Ellen G. White in Europe 1885-1887


Sabbathkeeping and the School Authorities

But the question of Sabbath observance was the one she took up on that second Sabbath she spent with the Christiania church. The problem was complicated by the fact that school attendance was required (but not compelled) on Sabbath. Some tried to justify sending their children to school on the basis that Christ said it was lawful to “do good” on the Sabbath day. But such an argument, she pointed out, proved too much, because under that defense even common labor would be acceptable—after all, wasn't a man doing good when he worked to support his family? EGWE 120.7

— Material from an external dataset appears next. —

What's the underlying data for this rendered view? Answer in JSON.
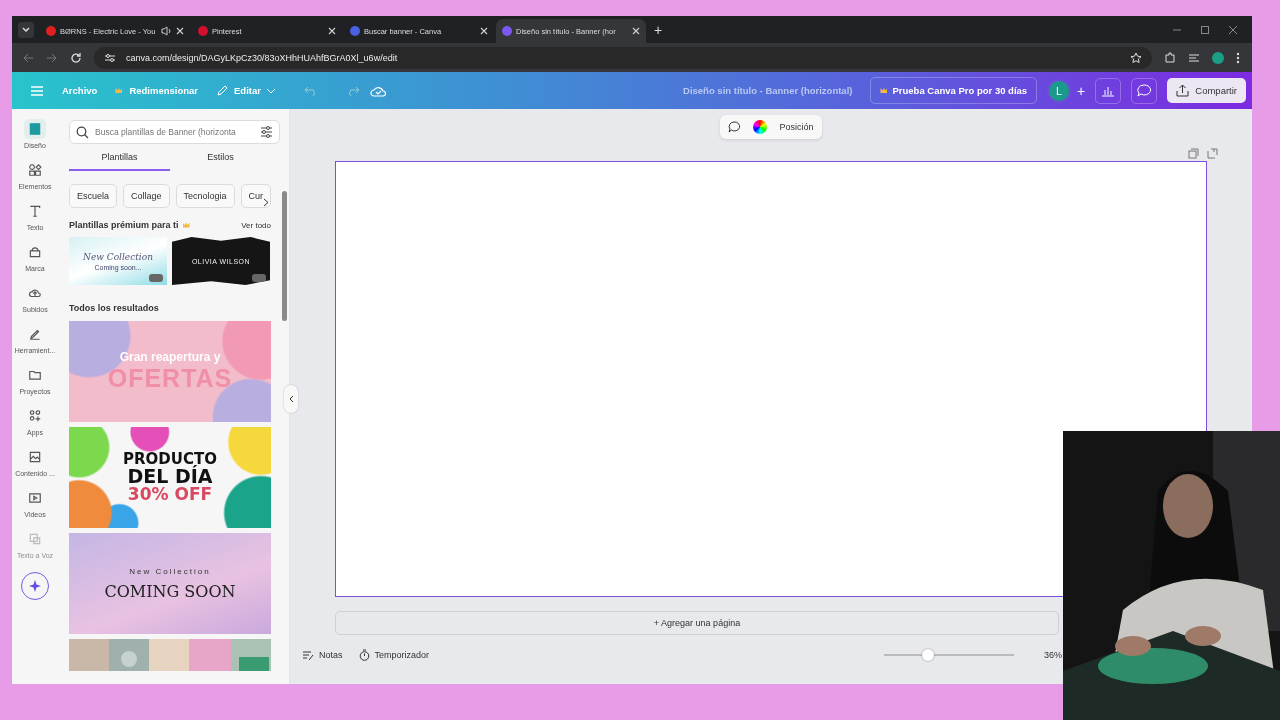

Instead, she urged that some arrangement be worked out with the school authorities. “If this fails, then their duty is plain, to obey God's requirements at whatever cost.”—Historical Sketches of the Foreign Missions of the Seventh-day Adventists, 216. She was not unaware that some Adventists in Central Europe had been fined and imprisoned for not sending their children to school on Sabbath. In one place, she revealed, when the authorities came to take the children to school the youngsters took their Bibles with them instead of the textbooks they usually carried, and spent the day studying God's Word. EGWE 121.1

Recounting in her diary that night what she had told the people, she wrote: EGWE 121.2

“There is in the Sabbath of the fourth commandment a test. It is God's test. It is no man-made test. This is to be the separating line to distinguish the loyal and the true,—him that serveth God from him that serveth Him not.... EGWE 121.3

“He has made precious promises to those who keep His Sabbath from polluting it. His infinite wisdom and power and love are engaged in our behalf. The heavenly host are registering our names as among the loyal and the true. It is safe always to be on the Lord's side.”—Manuscript 27, 1885. EGWE 121.4

Mrs. White knew she was speaking very plainly about a very serious problem, and at the close of her sermon, she “invited those to come forward who felt they were sinners, not in harmony with God, and who needed His converting power.” About fifty responded. Mrs. White came down in front of the pulpit and knelt there with the people. She prayed while Elder Matteson interpreted. When opportunity was given for testimonies, “quite a number confessed that they had about given up the truth and separated from God, and now wished to repent and come back with God's people.” Although the leaders attempted to close the meeting, it was impossible. Two and three people were on their feet at a time, waiting to give their testimony. Finally, the meeting drew to an end. It had lasted three hours. But Sister White wrote in her diary: “The work must go deeper yet.”—Ibid. EGWE 121.5